Macroeconomic Trends in the Gulf Cooperation Council Countries.
The gulf cooperation council which was constituted as the cooperation for the Arab states of the gulf is a union of various governments in the Persian Gulf region meant at harmonizing economic integration and political cooperation among the member states. The members have their headquarters in Saudi Arabia but the formation of a single monetary and economic hub has not been as successful as anticipated. The confederation gained popularity amongst the political leadership following the Bahraini protests when the UAE and Saudis sent their forces into the country to help suppress the protests.
The objectives of the formation included the harmonization of legislature regarding religion, trade, commerce, finance, and administration. The union would also conduct join research ventures and form a unity in the military operations covering the region. The area has the second highest GDP in the world owing to oil and natural gasses as growth is stimulated by savings accumulated from the sale of the petroleum products.
- Our economic analysis will not focus on all the Gulf cooperation council but will instead focus on two member states, the United Arab Emirates and Saudi Arabia.
- Money supply in the two countries has been on the rise indicated by the statistical graphs representing data collected from their respective bureaus of statistics and financial institutions. The changes witnessed from the graphs can be attributed to savings made from the second oil boom as well as revenues that continue to trickle in from the current sale of petroleum products. Furthermore, the economies of the two countries continue to diversify with transport, tourism and free trade agreements such as free ports driving the rise in currency circulating and equivalent reserves.
The trend is the same in both m1 and m2 measures of money supply for the two countries an indicator of strong economic performances and a sustainable economy. M1 which is a measure of cash held in the public and transaction deposits for corporations continued to increase tremendously over the period indicating confidence in the economy as business continues to expand and more enterprises continue to invest in different sectors of the two economies.
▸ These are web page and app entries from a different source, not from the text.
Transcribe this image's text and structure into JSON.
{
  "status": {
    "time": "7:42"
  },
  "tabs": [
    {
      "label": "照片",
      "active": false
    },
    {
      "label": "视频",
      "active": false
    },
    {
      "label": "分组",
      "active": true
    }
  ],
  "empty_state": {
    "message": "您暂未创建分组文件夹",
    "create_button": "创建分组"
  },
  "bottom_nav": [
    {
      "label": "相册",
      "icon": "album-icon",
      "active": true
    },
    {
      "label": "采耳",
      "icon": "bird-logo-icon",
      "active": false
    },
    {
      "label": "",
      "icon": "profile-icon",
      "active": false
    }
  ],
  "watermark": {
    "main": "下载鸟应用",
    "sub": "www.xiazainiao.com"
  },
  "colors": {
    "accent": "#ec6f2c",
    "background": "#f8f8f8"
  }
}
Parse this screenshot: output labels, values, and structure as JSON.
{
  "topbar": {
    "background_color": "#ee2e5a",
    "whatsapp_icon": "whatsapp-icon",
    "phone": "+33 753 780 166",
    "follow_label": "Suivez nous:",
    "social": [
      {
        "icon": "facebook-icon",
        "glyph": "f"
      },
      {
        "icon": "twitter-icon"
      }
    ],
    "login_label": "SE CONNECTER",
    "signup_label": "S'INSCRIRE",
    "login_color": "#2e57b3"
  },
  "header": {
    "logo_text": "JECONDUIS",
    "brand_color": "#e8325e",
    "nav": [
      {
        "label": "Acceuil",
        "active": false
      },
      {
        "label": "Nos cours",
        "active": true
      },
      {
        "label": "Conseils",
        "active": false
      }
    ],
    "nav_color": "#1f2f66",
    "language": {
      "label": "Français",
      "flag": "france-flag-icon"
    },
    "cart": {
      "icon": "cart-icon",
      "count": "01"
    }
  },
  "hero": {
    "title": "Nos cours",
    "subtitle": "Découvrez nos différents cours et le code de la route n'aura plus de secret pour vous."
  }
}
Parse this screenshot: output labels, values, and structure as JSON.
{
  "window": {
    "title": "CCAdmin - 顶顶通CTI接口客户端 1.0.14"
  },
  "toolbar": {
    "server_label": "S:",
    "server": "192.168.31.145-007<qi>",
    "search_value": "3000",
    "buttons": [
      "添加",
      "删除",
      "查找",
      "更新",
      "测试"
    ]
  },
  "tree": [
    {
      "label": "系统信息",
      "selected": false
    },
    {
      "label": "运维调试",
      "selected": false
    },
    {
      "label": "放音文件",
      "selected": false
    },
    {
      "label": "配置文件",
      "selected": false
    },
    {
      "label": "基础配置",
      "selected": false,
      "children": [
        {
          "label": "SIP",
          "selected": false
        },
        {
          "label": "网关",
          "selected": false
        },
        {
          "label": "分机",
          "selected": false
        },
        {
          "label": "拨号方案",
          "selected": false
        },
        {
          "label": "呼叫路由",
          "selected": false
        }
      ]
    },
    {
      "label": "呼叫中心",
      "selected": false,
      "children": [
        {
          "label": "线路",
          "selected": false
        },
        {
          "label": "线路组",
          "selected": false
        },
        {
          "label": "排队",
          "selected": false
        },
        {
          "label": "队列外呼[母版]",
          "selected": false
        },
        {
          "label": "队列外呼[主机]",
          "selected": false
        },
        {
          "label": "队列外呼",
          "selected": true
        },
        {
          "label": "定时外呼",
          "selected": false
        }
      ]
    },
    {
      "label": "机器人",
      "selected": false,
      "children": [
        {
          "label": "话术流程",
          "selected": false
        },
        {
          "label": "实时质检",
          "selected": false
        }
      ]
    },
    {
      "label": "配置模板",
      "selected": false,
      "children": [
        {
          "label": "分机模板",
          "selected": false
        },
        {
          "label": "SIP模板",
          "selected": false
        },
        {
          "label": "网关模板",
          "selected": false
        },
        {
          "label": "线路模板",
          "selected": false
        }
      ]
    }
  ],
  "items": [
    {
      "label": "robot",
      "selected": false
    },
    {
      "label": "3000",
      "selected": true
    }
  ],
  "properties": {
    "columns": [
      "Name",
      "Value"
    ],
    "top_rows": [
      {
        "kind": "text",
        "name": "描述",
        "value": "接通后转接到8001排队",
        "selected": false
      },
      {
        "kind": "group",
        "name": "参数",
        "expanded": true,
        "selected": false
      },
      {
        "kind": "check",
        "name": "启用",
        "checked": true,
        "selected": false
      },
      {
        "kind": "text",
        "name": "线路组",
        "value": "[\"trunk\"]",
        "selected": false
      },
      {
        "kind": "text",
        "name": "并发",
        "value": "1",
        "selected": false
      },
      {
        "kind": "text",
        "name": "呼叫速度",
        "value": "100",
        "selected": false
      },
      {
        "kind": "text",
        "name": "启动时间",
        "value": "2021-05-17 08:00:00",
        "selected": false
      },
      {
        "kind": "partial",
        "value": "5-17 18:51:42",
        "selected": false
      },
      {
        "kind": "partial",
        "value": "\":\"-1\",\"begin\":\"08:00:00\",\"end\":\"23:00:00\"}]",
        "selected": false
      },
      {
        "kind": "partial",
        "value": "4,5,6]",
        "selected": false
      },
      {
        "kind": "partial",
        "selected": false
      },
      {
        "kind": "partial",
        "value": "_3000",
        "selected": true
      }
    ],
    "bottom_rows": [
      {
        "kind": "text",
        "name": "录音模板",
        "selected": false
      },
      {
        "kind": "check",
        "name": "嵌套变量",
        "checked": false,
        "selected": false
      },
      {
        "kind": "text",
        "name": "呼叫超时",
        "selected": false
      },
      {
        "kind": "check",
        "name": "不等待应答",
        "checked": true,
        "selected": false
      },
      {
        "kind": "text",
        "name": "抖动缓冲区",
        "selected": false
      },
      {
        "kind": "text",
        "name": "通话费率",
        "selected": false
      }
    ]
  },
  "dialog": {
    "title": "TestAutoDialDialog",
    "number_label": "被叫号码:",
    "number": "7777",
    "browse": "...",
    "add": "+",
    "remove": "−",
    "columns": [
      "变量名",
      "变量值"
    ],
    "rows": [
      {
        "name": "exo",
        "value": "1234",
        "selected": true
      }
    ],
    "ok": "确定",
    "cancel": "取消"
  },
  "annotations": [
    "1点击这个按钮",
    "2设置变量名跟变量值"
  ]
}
Subsequently, m2 which is a measure of currency circulating in the economy while savings, small deposits and cash equivalents also experienced tremendous growth over the last five years for the two countries. The increase in this measure for the two countries is driven by the confidence in investment opportunities, leading to savings and other equivalent depositories for the purpose of future investment.
Despite the increase in supply of cash over the last couple of years, the economies have continued to perform against the norm and display reducing inflation rates. The trend does not conform to the expected outcome where an increase in money supply usually leads to increased inflation.
The extra ordinary trend can however be attributed to the occurrence of factors such as substantial increases in output, economic growth and the recovery of a depressed economy. The reduction in revenues from oil prior to the second oil boom led the countries to an economic slowdown and the increased money supply is now translating to increased output. As a result, the inflation indices in the two countries continue to decrease while money supply continues to grow.
- To increase currency in circulation, the central banks can reduce base lending rates thus making financing cheaper and more available to the people through lower interest rates. The central bank can also reduce the minimum bank deposit reserves it requires the banks to maintain with it or offer a discount window where banks can borrow from the central bank to meet short-term cash shortages.
- One of the most common ways of increasing legal tender among the public is by increasing the levels of national spending. As a result of the increased currency in circulation, more money will now be chasing fewer goods leading to cost push inflation thus increasing the price of commodities.
In the long run however, suppliers will produce more goods to meet demand or other producers will get into the market with the aim of making supernormal normal profits from the high demand of the products. The long term effect of the move will be a shift in the equilibrium of the market with prices expected to reduce minimally in line with increased suppliers of the products.
- Demand for oil and other petroleum products is expected to start rising again as the prices continue to favor the consumer. The drastic drop in its price now means that it is one of the cheapest sources of energy and thus more people will replace other sources of energy with petroleum products. Contrary to other commodities where reduction in prices are quickly corrected as hoarding takes place, the prices of oil have continuously gone down over the period. Consequently, distributors are looking to sell off the stock to protect themselves from further loses and as such hoarding will not correct the dropping prices. The prices are therefore expected to continue dropping until an equilibrium is established or supply is reduced in the market. The reduction is however expected to cause substantial reduction in retail prices of other commodities heavily reliant of oil for operations.